Technology helps draw viewers in: "Because of the sensitivity of the cameras, we were able to get better depth of field than we had previously. So rather than the animals being two-dimensional, because there's such a short depth of field, you get a sense of them being in their habitat."
But once they got to their level, the filmmakers actually tried to film those creatures as if they were working with much larger animals. Gunton said that they asked themselves, "How would you film this if this were a cheetah instead of an elephant shrew? Suddenly a little animal can feel like it's got the same dramatic and extraordinary life as perhaps a more familiar big one."
That's especially evident in the sequence with an elephant shrew in Africa. Gunton said that to him, it "seems like it's out of Jurassic Park, being chased by this lizard down its trail, shot in super slow-motion. We managed to track with it as it's running around its track and screeching round the corner, and dust flies toward the camera, and it's shot at a thousand frames per second. It's pretty dramatic stuff, but that animal is only the size of a hamster."
The 2,500 hours of footage shot by the crew includes a lot of material that illustrates animal behavior for the first time. A group of dolphins in Florida had a particularly distinct way of hunting for fish, and Gunton said that it stands out for him "in terms of how amazed I was when I saw the footage for the first time. The first time I saw it from the air… my jaw literally—thunk—hit the desk. This was the story we were going for. We'd been told it happened; people had been seeing it happen from the surface of the water, you'd see these fish leaping and dolphins catching them. People thought this was how they did it, but no one had ever been able to see it from this bird's-eye, and it's only from this bird's-eye view that you absolutely can see it and understand it."
Dolphins Find a New Way of Hunting Fish

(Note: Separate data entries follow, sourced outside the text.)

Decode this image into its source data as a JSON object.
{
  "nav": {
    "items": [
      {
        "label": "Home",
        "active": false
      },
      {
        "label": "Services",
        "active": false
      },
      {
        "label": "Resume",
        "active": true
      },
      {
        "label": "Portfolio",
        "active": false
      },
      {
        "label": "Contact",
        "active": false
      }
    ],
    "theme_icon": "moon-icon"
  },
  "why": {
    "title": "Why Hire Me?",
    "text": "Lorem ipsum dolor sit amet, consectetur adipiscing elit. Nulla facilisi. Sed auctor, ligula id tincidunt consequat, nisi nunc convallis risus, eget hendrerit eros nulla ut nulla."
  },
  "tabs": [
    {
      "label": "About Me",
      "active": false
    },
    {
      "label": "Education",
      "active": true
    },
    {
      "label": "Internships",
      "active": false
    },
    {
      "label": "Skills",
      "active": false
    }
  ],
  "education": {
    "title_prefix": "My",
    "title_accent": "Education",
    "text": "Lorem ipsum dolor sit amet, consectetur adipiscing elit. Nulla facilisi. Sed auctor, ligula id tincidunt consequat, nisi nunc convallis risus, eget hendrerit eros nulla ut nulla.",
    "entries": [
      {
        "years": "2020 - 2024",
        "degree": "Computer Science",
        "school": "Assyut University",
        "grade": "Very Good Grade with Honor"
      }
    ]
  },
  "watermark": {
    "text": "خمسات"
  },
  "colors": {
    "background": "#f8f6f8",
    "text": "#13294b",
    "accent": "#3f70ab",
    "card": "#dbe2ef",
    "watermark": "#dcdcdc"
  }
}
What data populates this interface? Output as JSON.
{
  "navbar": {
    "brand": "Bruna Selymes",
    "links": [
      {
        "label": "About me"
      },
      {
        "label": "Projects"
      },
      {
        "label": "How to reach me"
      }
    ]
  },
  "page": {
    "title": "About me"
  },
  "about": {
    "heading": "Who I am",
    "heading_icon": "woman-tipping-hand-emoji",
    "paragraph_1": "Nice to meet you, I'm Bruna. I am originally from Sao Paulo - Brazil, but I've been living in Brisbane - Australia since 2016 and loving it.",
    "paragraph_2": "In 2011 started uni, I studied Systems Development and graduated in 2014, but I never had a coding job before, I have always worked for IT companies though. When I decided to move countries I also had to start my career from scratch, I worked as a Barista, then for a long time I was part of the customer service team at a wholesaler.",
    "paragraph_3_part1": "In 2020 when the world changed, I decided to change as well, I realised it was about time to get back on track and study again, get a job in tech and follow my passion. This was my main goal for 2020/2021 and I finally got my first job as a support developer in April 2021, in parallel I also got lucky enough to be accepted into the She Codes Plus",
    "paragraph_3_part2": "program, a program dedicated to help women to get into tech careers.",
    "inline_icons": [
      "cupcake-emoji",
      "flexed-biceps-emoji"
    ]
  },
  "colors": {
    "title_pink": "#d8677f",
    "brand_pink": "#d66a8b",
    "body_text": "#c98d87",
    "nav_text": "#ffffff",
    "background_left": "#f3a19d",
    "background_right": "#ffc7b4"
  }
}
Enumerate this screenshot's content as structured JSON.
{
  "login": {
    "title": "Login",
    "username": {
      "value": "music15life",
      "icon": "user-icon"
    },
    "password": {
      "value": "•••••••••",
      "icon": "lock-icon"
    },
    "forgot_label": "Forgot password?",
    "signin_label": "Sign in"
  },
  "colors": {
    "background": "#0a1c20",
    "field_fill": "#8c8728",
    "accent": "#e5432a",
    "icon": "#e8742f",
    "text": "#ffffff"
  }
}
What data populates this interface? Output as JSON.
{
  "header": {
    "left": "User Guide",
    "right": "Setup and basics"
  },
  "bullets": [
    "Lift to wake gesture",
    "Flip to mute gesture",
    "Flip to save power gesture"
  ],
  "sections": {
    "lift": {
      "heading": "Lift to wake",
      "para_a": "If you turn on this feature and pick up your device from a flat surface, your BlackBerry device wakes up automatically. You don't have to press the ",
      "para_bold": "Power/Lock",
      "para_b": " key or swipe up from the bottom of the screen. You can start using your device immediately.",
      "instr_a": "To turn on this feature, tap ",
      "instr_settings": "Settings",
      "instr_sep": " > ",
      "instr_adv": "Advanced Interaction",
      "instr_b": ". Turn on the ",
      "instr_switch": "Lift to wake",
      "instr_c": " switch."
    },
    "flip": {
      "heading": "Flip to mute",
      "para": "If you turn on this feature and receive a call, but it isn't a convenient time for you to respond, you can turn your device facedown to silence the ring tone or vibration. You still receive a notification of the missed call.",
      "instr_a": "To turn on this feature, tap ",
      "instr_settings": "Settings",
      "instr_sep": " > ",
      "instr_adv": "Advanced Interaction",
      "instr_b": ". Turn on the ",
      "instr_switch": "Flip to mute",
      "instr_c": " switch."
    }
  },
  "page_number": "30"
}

And that, Gunton said, is what Life is all about. "What I think we've really tried to do in this series is show people things they could never see, either because they could never get to the place, or because it's very rare, or because even if they were there, their eye would not be able to see it: because it happens too slowly, it happens too fast, it happens too strangely," he said. "So we really tried to show people and give them an unprivileged, unseeable view of the natural world."